My next and final stop in Spain was in Málaga. It wasn't a place I'd ever really even heard of before, but I was flying out from there so I thought I'd give it a look.
The hostel I stayed in had a thing running that night where you could help their cook make paella and then get to eat it afterwards, although it ended up move like watching the cook make it while getting to meet some other people in the hostel: Annika, a German girl studying in Spain, Joni, a Finland guy on holidays, and another guy from Finland who's name I didn't get, but who was shit-faced drunk, quite rude, and kept mentioning how he had an alcohol problem.
Those of us who weren't complete alcoholics went out for a few drinks (the irony) after dinner and ended up in a pub trivia competition after meeting up with a friend of Annika's named Lilia and her brother Thomas. I don't remember how we went at trivia, almost certainly not well, but it was a really fun evening out.
When I got back to the hostel I found another girl who was staying in my dorm standing sort of awkwardly outside the door. Apparently the raging alcoholic was asleep in someone else's bed, as he'd wet his own bed and the one below it, and quite rightly she didn't want to be in there alone with him. The fun people you meet in hostels! We went down to reception to see would could be done and they very apologetically sorted us out and moved us into another room.
The next morning I went on yet another free walking tour which was given by an Australian girl Natalie. It happened to be her birthday it was and it was her first time giving a tour, so her sisters Vanessa and Shelly who were visiting from London got us all to sing her happy birthday at the end of the tour.
The tour was good, went around Málaga and showed us the sites, although I was probably a bit more interested in socialising. After not really meeting anyone in Seville or Cordoba so it was nice to have some people to talk with.

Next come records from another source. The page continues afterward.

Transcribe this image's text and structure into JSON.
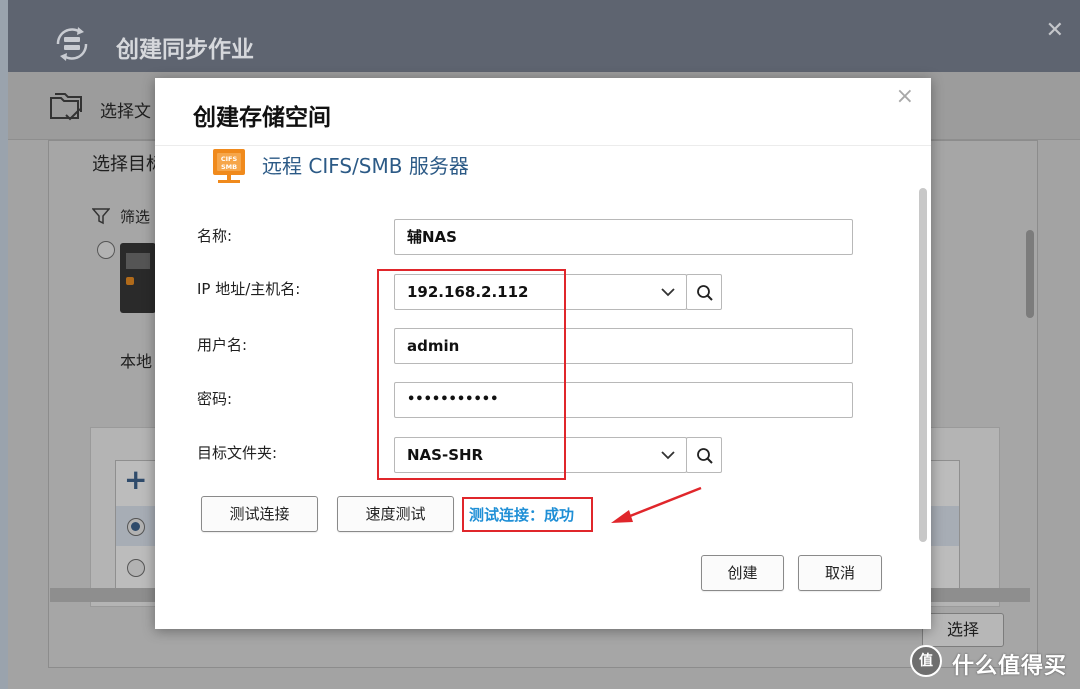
{
  "background_window": {
    "title": "创建同步作业",
    "toolbar_label": "选择文",
    "select_target_label": "选择目标",
    "filter_label": "筛选",
    "local_label": "本地",
    "select_button": "选择"
  },
  "modal": {
    "title": "创建存储空间",
    "close_glyph": "×",
    "server_type_label": "远程 CIFS/SMB 服务器",
    "fields": {
      "name_label": "名称:",
      "name_value": "辅NAS",
      "ip_label": "IP 地址/主机名:",
      "ip_value": "192.168.2.112",
      "username_label": "用户名:",
      "username_value": "admin",
      "password_label": "密码:",
      "password_value": "•••••••••••",
      "target_folder_label": "目标文件夹:",
      "target_folder_value": "NAS-SHR"
    },
    "buttons": {
      "test_connection": "测试连接",
      "speed_test": "速度测试",
      "create": "创建",
      "cancel": "取消"
    },
    "status": "测试连接：成功"
  },
  "watermark": {
    "logo_text": "值",
    "text": "什么值得买"
  },
  "colors": {
    "annotation_red": "#e0262b",
    "status_blue": "#1f8fd6",
    "server_label_blue": "#2c5a86",
    "cifs_icon_orange": "#f08a1c"
  }
}
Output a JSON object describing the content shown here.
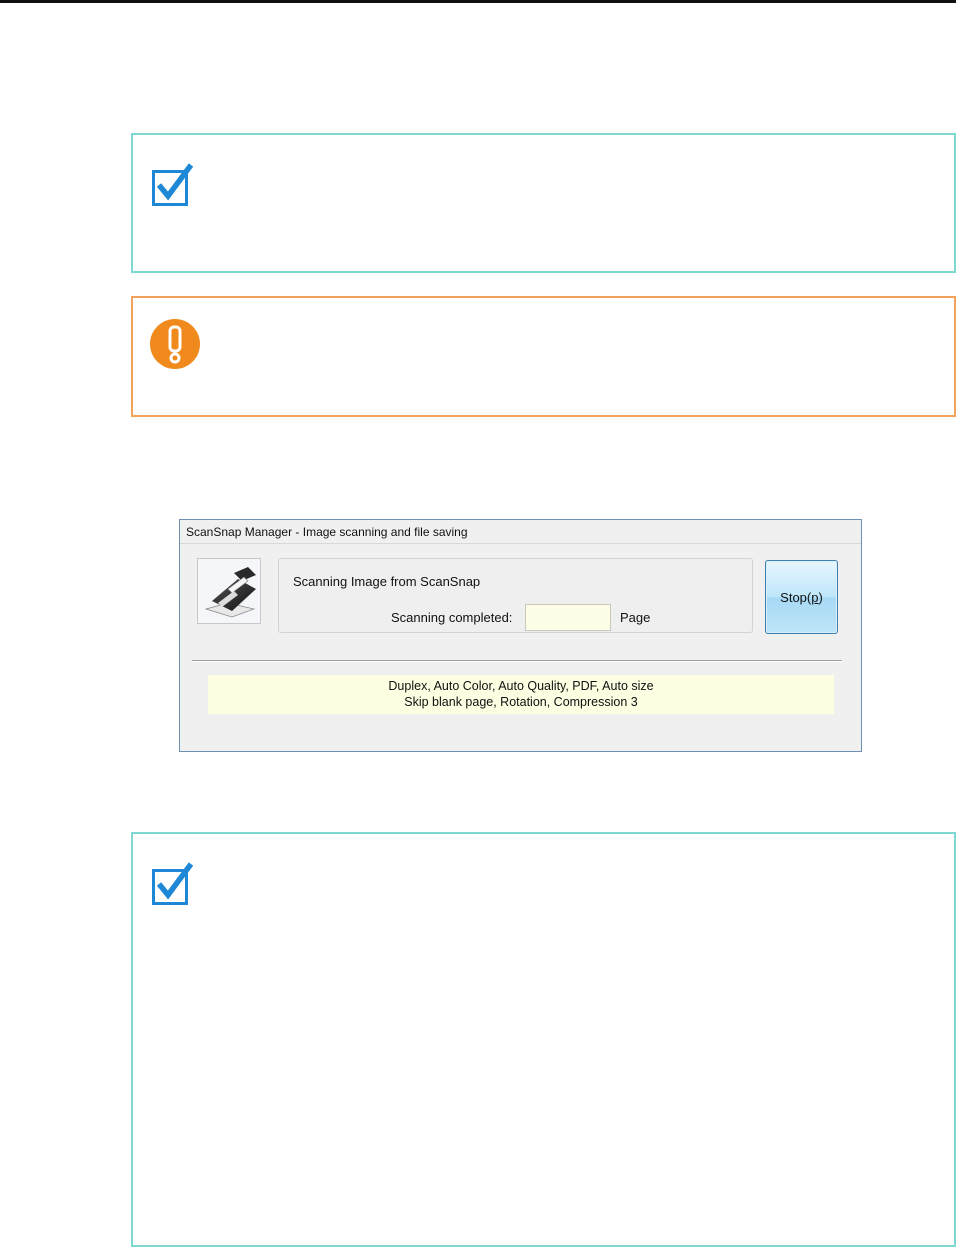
{
  "dialog": {
    "title": "ScanSnap Manager - Image scanning and file saving",
    "status_title": "Scanning Image from ScanSnap",
    "completed_label": "Scanning completed:",
    "page_count_value": "",
    "page_label": "Page",
    "stop_button": {
      "text": "Stop(",
      "mnemonic": "p",
      "close": ")"
    },
    "settings_line1": "Duplex, Auto Color, Auto Quality, PDF, Auto size",
    "settings_line2": "Skip blank page, Rotation, Compression 3"
  },
  "colors": {
    "hint_border": "#7dd8d2",
    "caution_border": "#f2a25a",
    "hint_icon_blue": "#1e88d6",
    "caution_icon_orange": "#f08a1d",
    "settings_background": "#fefee2",
    "stop_button_blue": "#bee6fb"
  },
  "icons": {
    "hint": "checkmark-note-icon",
    "caution": "exclamation-caution-icon",
    "scanner": "scanner-icon"
  }
}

The tour visited this little tiny bar where you buy a glass of wine, straight from the barrel. They had white wines and reds, sweet and dry; what I tried was pretty good stuff.
We also went into a market full of tasty delis, with all the olives a person could want, unless they didn't like olives in which case it would probably be too many.

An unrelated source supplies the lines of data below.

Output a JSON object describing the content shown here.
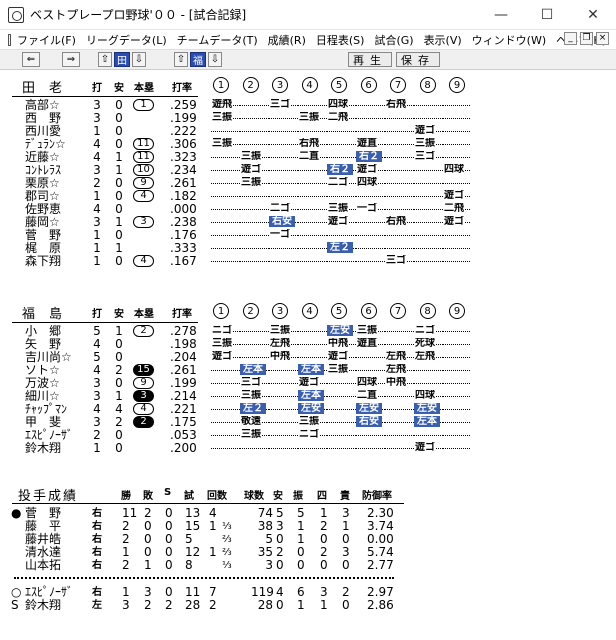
{
  "window": {
    "title": "ベストプレープロ野球'００ - [試合記録]",
    "buttons": [
      "—",
      "☐",
      "✕"
    ]
  },
  "menu": [
    "ファイル(F)",
    "リーグデータ(L)",
    "チームデータ(T)",
    "成績(R)",
    "日程表(S)",
    "試合(G)",
    "表示(V)",
    "ウィンドウ(W)",
    "ヘルプ(H)"
  ],
  "mdi_buttons": [
    "_",
    "❐",
    "×"
  ],
  "toolbar": {
    "left_arrow": "⇐",
    "right_arrow": "⇒",
    "up1": "⇧",
    "ta": "田",
    "down1": "⇩",
    "up2": "⇧",
    "fuku": "福",
    "down2": "⇩",
    "replay": "再生",
    "save": "保存"
  },
  "headers": {
    "ab": "打",
    "h": "安",
    "hr": "本塁",
    "avg": "打率",
    "innings": [
      "1",
      "2",
      "3",
      "4",
      "5",
      "6",
      "7",
      "8",
      "9"
    ]
  },
  "team1": {
    "name": "田老",
    "players": [
      {
        "name": "高部☆",
        "ab": "3",
        "h": "0",
        "hr": "1",
        "hr_style": "open",
        "avg": ".259",
        "res": [
          "遊飛",
          "",
          "三ゴ",
          "",
          "四球",
          "",
          "右飛",
          "",
          ""
        ]
      },
      {
        "name": "西　野",
        "ab": "3",
        "h": "0",
        "hr": "",
        "avg": ".199",
        "res": [
          "三振",
          "",
          "",
          "三振",
          "二飛",
          "",
          "",
          "",
          ""
        ]
      },
      {
        "name": "西川愛",
        "ab": "1",
        "h": "0",
        "hr": "",
        "avg": ".222",
        "res": [
          "",
          "",
          "",
          "",
          "",
          "",
          "",
          "遊ゴ",
          ""
        ]
      },
      {
        "name": "ﾃﾞｭﾗﾝ☆",
        "ab": "4",
        "h": "0",
        "hr": "11",
        "hr_style": "open",
        "avg": ".306",
        "res": [
          "三振",
          "",
          "",
          "右飛",
          "",
          "遊直",
          "",
          "三振",
          ""
        ]
      },
      {
        "name": "近藤☆",
        "ab": "4",
        "h": "1",
        "hr": "11",
        "hr_style": "open",
        "avg": ".323",
        "res": [
          "",
          "三振",
          "",
          "二直",
          "",
          "右２",
          "",
          "三ゴ",
          ""
        ]
      },
      {
        "name": "ｺﾝﾄﾚﾗｽ",
        "ab": "3",
        "h": "1",
        "hr": "10",
        "hr_style": "open",
        "avg": ".234",
        "res": [
          "",
          "遊ゴ",
          "",
          "",
          "右２",
          "遊ゴ",
          "",
          "",
          "四球"
        ]
      },
      {
        "name": "栗原☆",
        "ab": "2",
        "h": "0",
        "hr": "9",
        "hr_style": "open",
        "avg": ".261",
        "res": [
          "",
          "三振",
          "",
          "",
          "二ゴ",
          "四球",
          "",
          "",
          ""
        ]
      },
      {
        "name": "郡司☆",
        "ab": "1",
        "h": "0",
        "hr": "4",
        "hr_style": "open",
        "avg": ".182",
        "res": [
          "",
          "",
          "",
          "",
          "",
          "",
          "",
          "",
          "遊ゴ"
        ]
      },
      {
        "name": "佐野恵",
        "ab": "4",
        "h": "0",
        "hr": "",
        "avg": ".000",
        "res": [
          "",
          "",
          "二ゴ",
          "",
          "三振",
          "一ゴ",
          "",
          "",
          "二飛"
        ]
      },
      {
        "name": "藤岡☆",
        "ab": "3",
        "h": "1",
        "hr": "3",
        "hr_style": "open",
        "avg": ".238",
        "res": [
          "",
          "",
          "右安",
          "",
          "遊ゴ",
          "",
          "右飛",
          "",
          "遊ゴ"
        ]
      },
      {
        "name": "菅　野",
        "ab": "1",
        "h": "0",
        "hr": "",
        "avg": ".176",
        "res": [
          "",
          "",
          "一ゴ",
          "",
          "",
          "",
          "",
          "",
          ""
        ]
      },
      {
        "name": "梶　原",
        "ab": "1",
        "h": "1",
        "hr": "",
        "avg": ".333",
        "res": [
          "",
          "",
          "",
          "",
          "左２",
          "",
          "",
          "",
          ""
        ]
      },
      {
        "name": "森下翔",
        "ab": "1",
        "h": "0",
        "hr": "4",
        "hr_style": "open",
        "avg": ".167",
        "res": [
          "",
          "",
          "",
          "",
          "",
          "",
          "三ゴ",
          "",
          ""
        ]
      }
    ]
  },
  "team2": {
    "name": "福島",
    "players": [
      {
        "name": "小　郷",
        "ab": "5",
        "h": "1",
        "hr": "2",
        "hr_style": "open",
        "avg": ".278",
        "res": [
          "ニゴ",
          "",
          "三振",
          "",
          "左安",
          "三振",
          "",
          "ニゴ",
          ""
        ]
      },
      {
        "name": "矢　野",
        "ab": "4",
        "h": "0",
        "hr": "",
        "avg": ".198",
        "res": [
          "三振",
          "",
          "左飛",
          "",
          "中飛",
          "遊直",
          "",
          "死球",
          ""
        ]
      },
      {
        "name": "吉川尚☆",
        "ab": "5",
        "h": "0",
        "hr": "",
        "avg": ".204",
        "res": [
          "遊ゴ",
          "",
          "中飛",
          "",
          "遊ゴ",
          "",
          "左飛",
          "左飛",
          ""
        ]
      },
      {
        "name": "ソト☆",
        "ab": "4",
        "h": "2",
        "hr": "15",
        "hr_style": "filled",
        "avg": ".261",
        "res": [
          "",
          "左本",
          "",
          "左本",
          "三振",
          "",
          "左飛",
          "",
          ""
        ]
      },
      {
        "name": "万波☆",
        "ab": "3",
        "h": "0",
        "hr": "9",
        "hr_style": "open",
        "avg": ".199",
        "res": [
          "",
          "三ゴ",
          "",
          "遊ゴ",
          "",
          "四球",
          "中飛",
          "",
          ""
        ]
      },
      {
        "name": "細川☆",
        "ab": "3",
        "h": "1",
        "hr": "3",
        "hr_style": "filled",
        "avg": ".214",
        "res": [
          "",
          "三振",
          "",
          "左本",
          "",
          "二直",
          "",
          "四球",
          ""
        ]
      },
      {
        "name": "ﾁｬｯﾌﾟﾏﾝ",
        "ab": "4",
        "h": "4",
        "hr": "4",
        "hr_style": "open",
        "avg": ".221",
        "res": [
          "",
          "左２",
          "",
          "左安",
          "",
          "左安",
          "",
          "左安",
          ""
        ]
      },
      {
        "name": "甲　斐",
        "ab": "3",
        "h": "2",
        "hr": "2",
        "hr_style": "filled",
        "avg": ".175",
        "res": [
          "",
          "敬遠",
          "",
          "三振",
          "",
          "右安",
          "",
          "左本",
          ""
        ]
      },
      {
        "name": "ｴｽﾋﾟﾉｰｻﾞ",
        "ab": "2",
        "h": "0",
        "hr": "",
        "avg": ".053",
        "res": [
          "",
          "三振",
          "",
          "ニゴ",
          "",
          "",
          "",
          "",
          ""
        ]
      },
      {
        "name": "鈴木翔",
        "ab": "1",
        "h": "0",
        "hr": "",
        "avg": ".200",
        "res": [
          "",
          "",
          "",
          "",
          "",
          "",
          "",
          "遊ゴ",
          ""
        ]
      }
    ]
  },
  "pitching": {
    "title": "投手成績",
    "headers": [
      "勝",
      "敗",
      "S",
      "試",
      "回数",
      "球数",
      "安",
      "振",
      "四",
      "責",
      "防御率"
    ],
    "team1": [
      {
        "mark": "●",
        "name": "菅　野",
        "hand": "右",
        "w": "11",
        "l": "2",
        "s": "0",
        "g": "13",
        "ip": "4",
        "ipf": "",
        "pc": "74",
        "h": "5",
        "k": "5",
        "bb": "1",
        "er": "3",
        "era": "2.30"
      },
      {
        "mark": "",
        "name": "藤　平",
        "hand": "右",
        "w": "2",
        "l": "0",
        "s": "0",
        "g": "15",
        "ip": "1",
        "ipf": "⅓",
        "pc": "38",
        "h": "3",
        "k": "1",
        "bb": "2",
        "er": "1",
        "era": "3.74"
      },
      {
        "mark": "",
        "name": "藤井皓",
        "hand": "右",
        "w": "2",
        "l": "0",
        "s": "0",
        "g": "5",
        "ip": "",
        "ipf": "⅔",
        "pc": "5",
        "h": "0",
        "k": "1",
        "bb": "0",
        "er": "0",
        "era": "0.00"
      },
      {
        "mark": "",
        "name": "清水達",
        "hand": "右",
        "w": "1",
        "l": "0",
        "s": "0",
        "g": "12",
        "ip": "1",
        "ipf": "⅔",
        "pc": "35",
        "h": "2",
        "k": "0",
        "bb": "2",
        "er": "3",
        "era": "5.74"
      },
      {
        "mark": "",
        "name": "山本拓",
        "hand": "右",
        "w": "2",
        "l": "1",
        "s": "0",
        "g": "8",
        "ip": "",
        "ipf": "⅓",
        "pc": "3",
        "h": "0",
        "k": "0",
        "bb": "0",
        "er": "0",
        "era": "2.77"
      }
    ],
    "team2": [
      {
        "mark": "○",
        "name": "ｴｽﾋﾟﾉｰｻﾞ",
        "hand": "右",
        "w": "1",
        "l": "3",
        "s": "0",
        "g": "11",
        "ip": "7",
        "ipf": "",
        "pc": "119",
        "h": "4",
        "k": "6",
        "bb": "3",
        "er": "2",
        "era": "2.97"
      },
      {
        "mark": "S",
        "name": "鈴木翔",
        "hand": "左",
        "w": "3",
        "l": "2",
        "s": "2",
        "g": "28",
        "ip": "2",
        "ipf": "",
        "pc": "28",
        "h": "0",
        "k": "1",
        "bb": "1",
        "er": "0",
        "era": "2.86"
      }
    ]
  }
}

We stopped under this cathedral which was supposed to be symmetrical but they ran out of money and never finished it, so it has only one completed tower. I think it's a bit more interesting this way anyway.

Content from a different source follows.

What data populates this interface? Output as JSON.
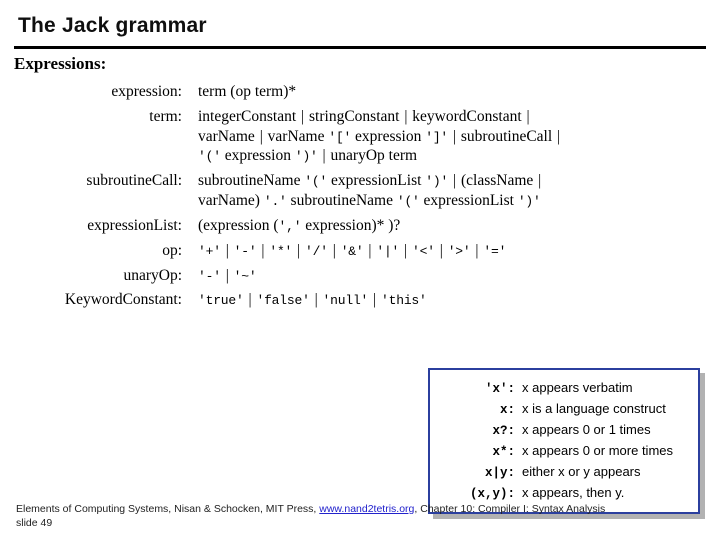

My afternoon consisted of a tapas lunch and a few beers with the Aussie girls from the tour, then practicing spinning poi in a park for a while before going home and having a nap. Then I went out for dinner with Annika and another girl she'd met, Iva from Canada, at a little seafood place near the port, before meeting up with Lilla and Thomas again for some €0.40 beers. It's a hard life being a traveller sometimes. :P
On Sunday I made a long walk up the hill to visit the Castle of Gibralfaro, which was thankfully mostly shaded. I arrived just after 2pm, and conveniently for me it happened to be free after 2pm on Sundays so I got in for nothing. The castle was pretty peaceful, and you were able to walk around the tops of many of the walls and have a nice view over the city.
The square-ish bits at the top of the wall were topped by triangles (check out that terminology, they don't call me a castle-ologist for no reason!), which someone told me is something to Moors would do to make Roman walls their more Moorish or something.
The very last thing I did before leaving Spain was to hack off my 6-7 months of beard growth off. It just felt like it was time to show the world I still had a face under all that hair.
Of course I didn't cut it all off right away :P I'd been working on growing out a handlebar moustache from the beard for a few weeks and thought I'd let it stand on it's own for a little while, as a bit of a laugh for the friends who I was going to spend Christmas with. I still get a smile looking at this photo, thinking about just how over the top it is! It really felt like I was wearing a fake moustache disguise when I first cut it back to this.